The task »
The answer must consist solely of the line containing "Decode this image" and every line after it in the records below, through the last, each reproduced exactly.
START The records
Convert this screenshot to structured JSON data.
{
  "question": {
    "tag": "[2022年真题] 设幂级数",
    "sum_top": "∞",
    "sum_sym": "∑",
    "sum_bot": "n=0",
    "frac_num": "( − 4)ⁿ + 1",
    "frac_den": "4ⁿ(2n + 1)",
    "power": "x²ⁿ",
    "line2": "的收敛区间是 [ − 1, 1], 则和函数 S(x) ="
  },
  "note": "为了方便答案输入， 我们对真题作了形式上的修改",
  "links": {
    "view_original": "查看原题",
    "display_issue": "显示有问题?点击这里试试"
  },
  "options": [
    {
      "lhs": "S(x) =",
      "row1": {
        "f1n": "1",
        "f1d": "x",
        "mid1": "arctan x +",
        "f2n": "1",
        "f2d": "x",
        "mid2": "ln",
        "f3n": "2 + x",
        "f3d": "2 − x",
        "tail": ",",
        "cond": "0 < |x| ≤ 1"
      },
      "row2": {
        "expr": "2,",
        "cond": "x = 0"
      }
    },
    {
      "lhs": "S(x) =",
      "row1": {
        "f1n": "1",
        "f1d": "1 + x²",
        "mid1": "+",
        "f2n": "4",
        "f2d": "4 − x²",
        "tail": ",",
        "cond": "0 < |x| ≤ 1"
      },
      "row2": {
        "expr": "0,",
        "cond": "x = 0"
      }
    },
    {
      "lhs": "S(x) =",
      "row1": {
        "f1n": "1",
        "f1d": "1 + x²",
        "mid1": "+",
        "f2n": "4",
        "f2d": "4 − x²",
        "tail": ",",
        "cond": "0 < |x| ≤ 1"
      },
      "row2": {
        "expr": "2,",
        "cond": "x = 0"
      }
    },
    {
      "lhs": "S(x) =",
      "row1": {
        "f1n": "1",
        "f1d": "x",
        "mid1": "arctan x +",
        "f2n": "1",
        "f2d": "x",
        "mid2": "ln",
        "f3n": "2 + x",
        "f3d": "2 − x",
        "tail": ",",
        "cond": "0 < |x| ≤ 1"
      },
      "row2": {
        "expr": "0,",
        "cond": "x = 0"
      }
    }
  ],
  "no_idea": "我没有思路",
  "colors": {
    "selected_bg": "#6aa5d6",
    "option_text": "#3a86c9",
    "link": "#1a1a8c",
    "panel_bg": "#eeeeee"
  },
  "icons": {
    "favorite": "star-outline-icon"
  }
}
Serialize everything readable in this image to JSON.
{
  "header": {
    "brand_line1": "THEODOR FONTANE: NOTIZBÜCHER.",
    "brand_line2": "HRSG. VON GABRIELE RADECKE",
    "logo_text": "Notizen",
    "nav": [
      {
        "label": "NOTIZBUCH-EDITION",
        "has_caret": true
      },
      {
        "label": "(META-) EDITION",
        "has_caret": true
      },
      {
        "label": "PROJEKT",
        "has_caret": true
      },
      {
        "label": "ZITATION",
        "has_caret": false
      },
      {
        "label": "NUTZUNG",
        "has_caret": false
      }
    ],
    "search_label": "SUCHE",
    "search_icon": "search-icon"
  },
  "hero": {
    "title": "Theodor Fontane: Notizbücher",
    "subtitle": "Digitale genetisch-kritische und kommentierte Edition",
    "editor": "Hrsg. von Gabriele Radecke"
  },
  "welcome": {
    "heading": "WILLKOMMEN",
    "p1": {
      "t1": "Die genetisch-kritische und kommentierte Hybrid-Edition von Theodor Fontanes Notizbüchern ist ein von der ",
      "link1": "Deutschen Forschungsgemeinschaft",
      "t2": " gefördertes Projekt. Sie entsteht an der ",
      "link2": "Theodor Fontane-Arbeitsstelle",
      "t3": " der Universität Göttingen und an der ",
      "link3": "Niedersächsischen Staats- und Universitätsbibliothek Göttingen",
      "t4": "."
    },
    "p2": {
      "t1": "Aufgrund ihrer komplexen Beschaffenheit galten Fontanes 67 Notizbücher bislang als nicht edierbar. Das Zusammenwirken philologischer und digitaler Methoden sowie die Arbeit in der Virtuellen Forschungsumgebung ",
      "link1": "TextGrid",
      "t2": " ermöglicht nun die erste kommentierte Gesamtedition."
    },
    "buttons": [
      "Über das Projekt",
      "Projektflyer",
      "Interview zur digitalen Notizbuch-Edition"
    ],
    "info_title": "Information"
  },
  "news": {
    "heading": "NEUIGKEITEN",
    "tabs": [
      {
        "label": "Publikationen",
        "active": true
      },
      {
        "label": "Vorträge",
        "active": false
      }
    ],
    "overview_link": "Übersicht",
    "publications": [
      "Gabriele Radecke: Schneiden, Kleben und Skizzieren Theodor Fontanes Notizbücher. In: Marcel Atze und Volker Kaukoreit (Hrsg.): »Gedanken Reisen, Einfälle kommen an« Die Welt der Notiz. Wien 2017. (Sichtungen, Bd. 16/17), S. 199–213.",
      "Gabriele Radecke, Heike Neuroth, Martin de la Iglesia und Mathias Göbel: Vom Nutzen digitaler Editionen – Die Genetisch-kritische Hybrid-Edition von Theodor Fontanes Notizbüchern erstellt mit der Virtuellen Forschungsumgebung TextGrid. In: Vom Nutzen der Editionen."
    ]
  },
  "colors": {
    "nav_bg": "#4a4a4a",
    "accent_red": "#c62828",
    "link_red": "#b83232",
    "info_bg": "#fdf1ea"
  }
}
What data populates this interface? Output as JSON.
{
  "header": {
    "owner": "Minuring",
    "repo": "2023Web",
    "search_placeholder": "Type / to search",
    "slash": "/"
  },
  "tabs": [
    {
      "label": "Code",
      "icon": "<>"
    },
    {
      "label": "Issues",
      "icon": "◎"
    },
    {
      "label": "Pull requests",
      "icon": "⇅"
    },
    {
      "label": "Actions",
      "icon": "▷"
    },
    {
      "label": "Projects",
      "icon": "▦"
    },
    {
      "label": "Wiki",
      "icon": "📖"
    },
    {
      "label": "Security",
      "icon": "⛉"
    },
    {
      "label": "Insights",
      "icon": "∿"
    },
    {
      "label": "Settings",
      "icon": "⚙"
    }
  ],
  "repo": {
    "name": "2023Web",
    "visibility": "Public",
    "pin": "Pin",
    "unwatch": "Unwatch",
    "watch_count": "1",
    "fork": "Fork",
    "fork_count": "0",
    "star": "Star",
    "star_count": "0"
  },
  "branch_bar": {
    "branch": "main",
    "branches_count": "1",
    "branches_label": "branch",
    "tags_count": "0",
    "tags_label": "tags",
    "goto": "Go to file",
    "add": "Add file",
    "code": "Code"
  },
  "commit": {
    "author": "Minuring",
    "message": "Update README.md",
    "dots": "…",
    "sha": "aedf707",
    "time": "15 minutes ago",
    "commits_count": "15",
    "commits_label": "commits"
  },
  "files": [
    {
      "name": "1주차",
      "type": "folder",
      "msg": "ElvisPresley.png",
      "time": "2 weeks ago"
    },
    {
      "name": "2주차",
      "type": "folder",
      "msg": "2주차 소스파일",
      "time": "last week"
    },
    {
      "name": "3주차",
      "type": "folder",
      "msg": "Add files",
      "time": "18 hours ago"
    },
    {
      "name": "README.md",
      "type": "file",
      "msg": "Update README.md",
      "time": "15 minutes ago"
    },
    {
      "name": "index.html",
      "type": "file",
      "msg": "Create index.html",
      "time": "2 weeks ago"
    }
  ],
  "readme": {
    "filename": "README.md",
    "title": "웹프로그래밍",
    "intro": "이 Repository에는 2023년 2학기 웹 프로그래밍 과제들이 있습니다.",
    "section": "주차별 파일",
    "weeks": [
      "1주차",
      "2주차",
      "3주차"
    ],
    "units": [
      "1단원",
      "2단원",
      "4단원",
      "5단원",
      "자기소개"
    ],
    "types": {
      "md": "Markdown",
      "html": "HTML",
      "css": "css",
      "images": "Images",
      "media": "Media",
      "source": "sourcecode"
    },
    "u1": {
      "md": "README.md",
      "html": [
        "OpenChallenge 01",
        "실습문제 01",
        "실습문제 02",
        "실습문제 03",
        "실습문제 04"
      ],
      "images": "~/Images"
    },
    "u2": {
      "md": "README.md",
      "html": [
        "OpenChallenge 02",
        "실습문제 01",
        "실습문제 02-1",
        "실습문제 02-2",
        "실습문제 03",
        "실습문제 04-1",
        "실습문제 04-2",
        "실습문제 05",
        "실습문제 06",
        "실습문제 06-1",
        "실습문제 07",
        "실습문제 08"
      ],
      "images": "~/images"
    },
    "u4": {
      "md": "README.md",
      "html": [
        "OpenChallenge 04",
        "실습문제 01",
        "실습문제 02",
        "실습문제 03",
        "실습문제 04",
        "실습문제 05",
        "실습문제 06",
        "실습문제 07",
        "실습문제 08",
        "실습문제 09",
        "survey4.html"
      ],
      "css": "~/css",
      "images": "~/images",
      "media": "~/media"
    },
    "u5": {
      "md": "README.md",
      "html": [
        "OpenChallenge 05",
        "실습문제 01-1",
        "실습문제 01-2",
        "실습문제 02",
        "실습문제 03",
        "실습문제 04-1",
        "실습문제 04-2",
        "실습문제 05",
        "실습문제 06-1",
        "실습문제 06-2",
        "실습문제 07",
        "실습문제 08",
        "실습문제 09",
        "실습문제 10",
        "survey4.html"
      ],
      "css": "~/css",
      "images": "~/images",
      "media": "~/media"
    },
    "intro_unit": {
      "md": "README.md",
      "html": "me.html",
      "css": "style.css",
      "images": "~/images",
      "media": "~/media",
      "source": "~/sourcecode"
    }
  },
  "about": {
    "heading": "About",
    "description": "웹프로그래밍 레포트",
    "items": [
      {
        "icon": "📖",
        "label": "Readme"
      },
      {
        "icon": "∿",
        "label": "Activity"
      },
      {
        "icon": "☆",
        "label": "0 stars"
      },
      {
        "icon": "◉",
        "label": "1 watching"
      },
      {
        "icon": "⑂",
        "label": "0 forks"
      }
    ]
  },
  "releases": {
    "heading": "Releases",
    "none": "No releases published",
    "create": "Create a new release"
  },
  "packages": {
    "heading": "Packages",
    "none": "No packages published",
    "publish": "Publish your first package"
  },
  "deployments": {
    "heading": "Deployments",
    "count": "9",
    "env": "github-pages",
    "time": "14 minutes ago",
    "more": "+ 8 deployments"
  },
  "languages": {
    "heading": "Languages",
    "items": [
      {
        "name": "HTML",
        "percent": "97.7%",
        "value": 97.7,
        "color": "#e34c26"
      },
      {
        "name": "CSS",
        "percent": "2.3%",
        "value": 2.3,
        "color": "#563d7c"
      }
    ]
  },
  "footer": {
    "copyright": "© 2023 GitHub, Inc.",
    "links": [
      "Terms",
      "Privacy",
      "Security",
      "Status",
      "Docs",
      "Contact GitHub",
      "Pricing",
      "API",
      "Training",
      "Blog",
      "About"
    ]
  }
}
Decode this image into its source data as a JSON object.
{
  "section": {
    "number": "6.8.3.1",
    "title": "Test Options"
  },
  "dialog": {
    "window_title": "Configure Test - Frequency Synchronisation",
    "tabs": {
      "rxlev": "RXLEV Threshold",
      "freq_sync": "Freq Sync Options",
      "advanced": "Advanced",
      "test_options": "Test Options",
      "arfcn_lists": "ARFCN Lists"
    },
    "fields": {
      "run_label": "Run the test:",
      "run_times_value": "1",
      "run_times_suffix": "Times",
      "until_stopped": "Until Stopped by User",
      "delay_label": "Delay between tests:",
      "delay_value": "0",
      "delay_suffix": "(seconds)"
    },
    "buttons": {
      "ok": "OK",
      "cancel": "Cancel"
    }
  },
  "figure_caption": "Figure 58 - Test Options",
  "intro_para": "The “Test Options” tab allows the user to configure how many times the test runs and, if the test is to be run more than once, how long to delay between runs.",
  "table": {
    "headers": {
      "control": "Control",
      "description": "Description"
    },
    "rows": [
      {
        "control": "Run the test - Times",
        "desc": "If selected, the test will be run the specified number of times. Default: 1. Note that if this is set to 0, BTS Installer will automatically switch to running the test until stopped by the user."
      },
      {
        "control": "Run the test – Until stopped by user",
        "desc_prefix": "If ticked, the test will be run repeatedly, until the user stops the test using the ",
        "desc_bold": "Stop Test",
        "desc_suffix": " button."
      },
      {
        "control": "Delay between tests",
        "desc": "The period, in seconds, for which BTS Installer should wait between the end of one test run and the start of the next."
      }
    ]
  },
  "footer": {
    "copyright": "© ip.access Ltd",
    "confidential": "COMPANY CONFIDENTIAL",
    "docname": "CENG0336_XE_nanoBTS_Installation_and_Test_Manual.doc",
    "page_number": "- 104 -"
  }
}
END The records
Exercise result »
Decode this image into its source data as a JSON object.
{
  "section": {
    "number": "6.8.3.1",
    "title": "Test Options"
  },
  "dialog": {
    "window_title": "Configure Test - Frequency Synchronisation",
    "tabs": {
      "rxlev": "RXLEV Threshold",
      "freq_sync": "Freq Sync Options",
      "advanced": "Advanced",
      "test_options": "Test Options",
      "arfcn_lists": "ARFCN Lists"
    },
    "fields": {
      "run_label": "Run the test:",
      "run_times_value": "1",
      "run_times_suffix": "Times",
      "until_stopped": "Until Stopped by User",
      "delay_label": "Delay between tests:",
      "delay_value": "0",
      "delay_suffix": "(seconds)"
    },
    "buttons": {
      "ok": "OK",
      "cancel": "Cancel"
    }
  },
  "figure_caption": "Figure 58 - Test Options",
  "intro_para": "The “Test Options” tab allows the user to configure how many times the test runs and, if the test is to be run more than once, how long to delay between runs.",
  "table": {
    "headers": {
      "control": "Control",
      "description": "Description"
    },
    "rows": [
      {
        "control": "Run the test - Times",
        "desc": "If selected, the test will be run the specified number of times. Default: 1. Note that if this is set to 0, BTS Installer will automatically switch to running the test until stopped by the user."
      },
      {
        "control": "Run the test – Until stopped by user",
        "desc_prefix": "If ticked, the test will be run repeatedly, until the user stops the test using the ",
        "desc_bold": "Stop Test",
        "desc_suffix": " button."
      },
      {
        "control": "Delay between tests",
        "desc": "The period, in seconds, for which BTS Installer should wait between the end of one test run and the start of the next."
      }
    ]
  },
  "footer": {
    "copyright": "© ip.access Ltd",
    "confidential": "COMPANY CONFIDENTIAL",
    "docname": "CENG0336_XE_nanoBTS_Installation_and_Test_Manual.doc",
    "page_number": "- 104 -"
  }
}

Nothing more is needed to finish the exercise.